One thing I regret about the way I've taught about Islam in my classes over the past several years is the superficial comparison I've made between Islamic and Mormon approaches to prayer. Typically, I point out that faithful Muslims pray 5 times a day and look! if you count up our regular prayers (morning, evening and the three meals) you also get 5. This is incredibly shallow and the number 5 is really about the only similarity between the two.

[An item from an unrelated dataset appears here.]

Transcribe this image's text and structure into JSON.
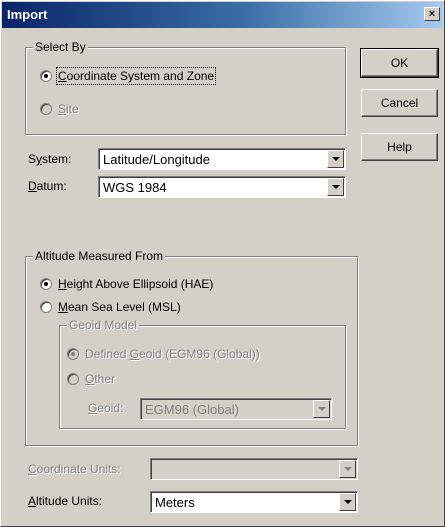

As I've seen the phrase over and over in the Qur'an, Muslim's perform their prayers. This strikes me as different from praying. I asked Luda from Syria about this distinction and while her English is very good, she seemed a bit confused by my question. "We pray", she said. "Every prayer begins with a recitation of the Qur'an." (She has several suras memorized by heart). She then proceeded to show me, on the floor of Kristin's living room, how every position of every part of the body, from the fingers to the toes, matters in the prayer pose. She knelt down with the tops of her feet on the floor, facing inward, her palms down and then she touched her forehead to the ground. It's not just kneeling. It's a full-body prayer. Luda compared it to Yoga, and then apologized in case this was not appropriate, but being a recent fan of Yoga, I like the comparison. In both, the goal is to align your body and mind--both halves of the soul, according to Mormon doctrine--in pursuit of the same purpose.
So why not pray with your whole body, humbling yourself before God physically as well as emotionally? Sure, there are times when Mormons kneel to pray, but it's not as often as maybe it should be. And we pray all the time, but maybe our prayers are not as intense as they should be. Everything about Islam, including the name, stresses submission to God. Their daily prayers are not offered at the convenience of the pray-er but at exact, prescribed moments determined by the motion of the sun (which is determined by God). The prostrations are a constant reminder of this submission. To me, this is simultaneously marvelous and frightening. LDS doctrine puts tremendous focus on personal agency, personal revelation and conscience. To relinquish so much of it multiple times daily would be a radical offering indeed.
The other major difference I've noted is that Muslims pray for personal blessings, but only after praising God through the recitation of the Qur'an. The words of their prayers are far more focused on God than on themselves. The one repeated with every prayer is the opening sura:
In the name of Allah, the Most Beneficent, the Most Merciful. Praise be to Allah, Lord of the Worlds, The Most Beneficent, the Most Merciful. Master of the Day of Judgement
To you we worship and to you we turn to in help. Show us the straight path, The path of those whom Thou hast favoured; Not the (path) of those who earn Thine anger nor of those who go astray.
These lines remind me of the opening of the Lord's prayer "Our Father who art in heaven. Hallowed be thy name. Thy kingdom come, thy will be done on earth as it is in heaven." This is nothing like the kinds of prayers I typically offer, which are less about praising God than thanking him for my personal blessings and asking for more. I've been painfully conscious this month of how many times I use the words "I" and "me" in prayer. My prayers are very ego-centric. Even when I'm asking for blessings upon my family and my friends, they are still "my" family and "my" friends. There's not nearly enough "thy will be done" language.
So, while I don't want to relinquish my right to pray when I feel the urge to pray and face whatever direction I choose and formulate the content of my own conversations with God, I do see the value of prostration, at least in a metaphorical sense. There's room for more praise. And there's certainly room for more submission of my own will.